First Floor

As Is
Penelope Umbrico

May 13, 2010 - June 20, 2010

As Is
Penlope Umbrico

May 13 – June 20, 2010
Opening: Thursday, May 13 from 6-9 pm

Review; Art in America, November 16, 2010. Faye Hirsch

As Is
Penelope Umbrico
May 13 – June 20th, 2010
Opening: Thursday, May 13, 6-9 pm

LMAKprojects is pleased to present three series of work by Penelope Umbrico: Broken Sets (eBay), 2009- 2010, Zenith Replacement Parts, 2009, and Desk Trajectories (As Is), 2010. Mining the Internet for its idealized fictions of a technologically obsessed society, Umbrico creates taxonomies of images that point to a deflation or rupture in these fictions. Employing methods of appropriation, extraction, and accumulation, Umbrico extracts details from these images that belie an optimism usually associated with this content.

Broken Sets (eBay) are images of the screens cropped from pictures of broken LCD TVs Umbrico found on, where they are sold for parts. The sellers turn on the TVs while photographing them so that potential buyers can see that the electronics behind the screens work. Umbrico became interested in the incidental abstract beauty of the screens because they are derived from the breakdown and failure of their own promising technology. By presenting these inadvertent abstract compositions as formal compositions in their own right, Umbrico collapses the obsolescence and breakdown of new technology with the aesthetic formalism of utopian Modernist abstraction.

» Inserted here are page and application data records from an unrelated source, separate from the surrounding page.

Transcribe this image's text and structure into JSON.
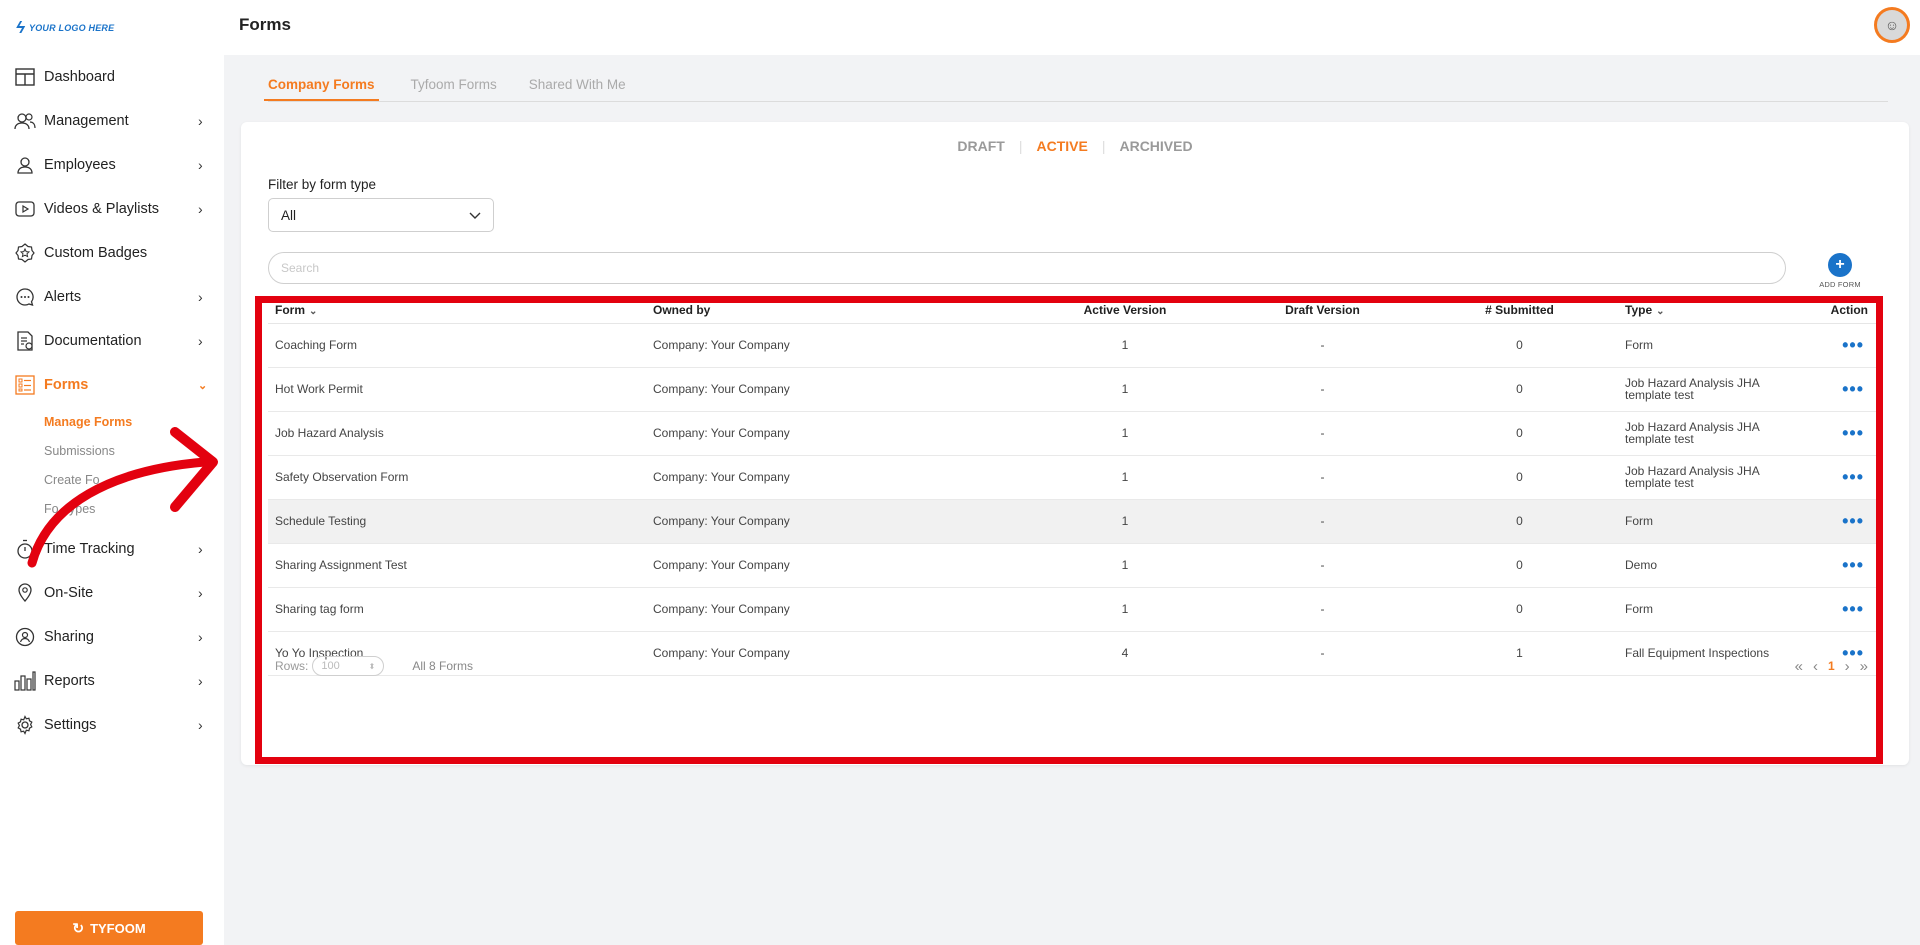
{
  "logo": {
    "text": "YOUR LOGO HERE"
  },
  "sidebar": {
    "items": [
      {
        "label": "Dashboard",
        "icon": "dashboard-icon",
        "chevron": false
      },
      {
        "label": "Management",
        "icon": "users-icon",
        "chevron": true
      },
      {
        "label": "Employees",
        "icon": "user-icon",
        "chevron": true
      },
      {
        "label": "Videos & Playlists",
        "icon": "play-icon",
        "chevron": true
      },
      {
        "label": "Custom Badges",
        "icon": "badge-icon",
        "chevron": false
      },
      {
        "label": "Alerts",
        "icon": "chat-icon",
        "chevron": true
      },
      {
        "label": "Documentation",
        "icon": "document-icon",
        "chevron": true
      },
      {
        "label": "Forms",
        "icon": "form-list-icon",
        "chevron": true,
        "active": true
      }
    ],
    "forms_sub": [
      "Manage Forms",
      "Submissions",
      "Create Fo",
      "Fo   ypes"
    ],
    "items_after": [
      {
        "label": "Time Tracking",
        "icon": "stopwatch-icon"
      },
      {
        "label": "On-Site",
        "icon": "location-pin-icon"
      },
      {
        "label": "Sharing",
        "icon": "share-user-icon"
      },
      {
        "label": "Reports",
        "icon": "bar-chart-icon"
      },
      {
        "label": "Settings",
        "icon": "gear-icon"
      }
    ],
    "brand_button": "TYFOOM"
  },
  "header": {
    "title": "Forms"
  },
  "tabs": [
    "Company Forms",
    "Tyfoom Forms",
    "Shared With Me"
  ],
  "status_tabs": [
    "DRAFT",
    "ACTIVE",
    "ARCHIVED"
  ],
  "filter": {
    "label": "Filter by form type",
    "value": "All"
  },
  "search": {
    "placeholder": "Search"
  },
  "add_form": {
    "label": "ADD FORM"
  },
  "table": {
    "columns": [
      "Form",
      "Owned by",
      "Active Version",
      "Draft Version",
      "# Submitted",
      "Type",
      "Action"
    ],
    "rows": [
      {
        "form": "Coaching Form",
        "owner": "Company: Your Company",
        "active": "1",
        "draft": "-",
        "submitted": "0",
        "type": "Form"
      },
      {
        "form": "Hot Work Permit",
        "owner": "Company: Your Company",
        "active": "1",
        "draft": "-",
        "submitted": "0",
        "type": "Job Hazard Analysis JHA template test"
      },
      {
        "form": "Job Hazard Analysis",
        "owner": "Company: Your Company",
        "active": "1",
        "draft": "-",
        "submitted": "0",
        "type": "Job Hazard Analysis JHA template test"
      },
      {
        "form": "Safety Observation Form",
        "owner": "Company: Your Company",
        "active": "1",
        "draft": "-",
        "submitted": "0",
        "type": "Job Hazard Analysis JHA template test"
      },
      {
        "form": "Schedule Testing",
        "owner": "Company: Your Company",
        "active": "1",
        "draft": "-",
        "submitted": "0",
        "type": "Form"
      },
      {
        "form": "Sharing Assignment Test",
        "owner": "Company: Your Company",
        "active": "1",
        "draft": "-",
        "submitted": "0",
        "type": "Demo"
      },
      {
        "form": "Sharing tag form",
        "owner": "Company: Your Company",
        "active": "1",
        "draft": "-",
        "submitted": "0",
        "type": "Form"
      },
      {
        "form": "Yo Yo Inspection",
        "owner": "Company: Your Company",
        "active": "4",
        "draft": "-",
        "submitted": "1",
        "type": "Fall Equipment Inspections"
      }
    ]
  },
  "footer": {
    "rows_label": "Rows:",
    "rows_value": "100",
    "count": "All 8 Forms",
    "page": "1"
  },
  "colors": {
    "accent": "#f47b20",
    "link": "#1a73c9",
    "annotation": "#e3010f"
  }
}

Zenith Replacement Parts are photographs, also taken from eBay, of dusty cardboard boxes containing Zenith replacement parts. What intrigued Umbrico about these images was the seller’s belief in the photograph – that a picture of the box storing the part would lend more veracity to the objects inside, than to simply list the parts numbers. The reductiveness of the box form and its repetition is further emphasized by Umbrico’s gridding of them, turning them into a Judd-like eulogy.

A reoccurring theme in Umbrico’s work is the examination of how unattainable lifestyles are marketed, lusted after, and devoured by consumers. She highlights underlying cultural longings of a consumer subject allowing it to be replaced by a fictional, idealized, non-existent abstraction. This sentiment is poignantly illustrated in Desk Trajectories (As Is), 2010. If a new office desk promises the ultimate in organization and productivity, these same desks on craigslist and eBay, by virtue of the fact that they are “used” and out of commission, represent the exact opposite: a deflated and empty sign of productivity. No longer useful, and taking up too much space, these desks have been subsumed to an economy of re-appropriation, value deflation, and physical degradation.

The term As Is indicates a good bargain with perhaps some flaw, but taken here as an ontological statement, As Is points to a sort of existential anxiety: its reason for being is hinged on its potential for facilitating productivity, and its form is a testament to ideologies of a clean, elegant modernist aesthetic. In these pictures, all efficiency, productivity and elegance is in question.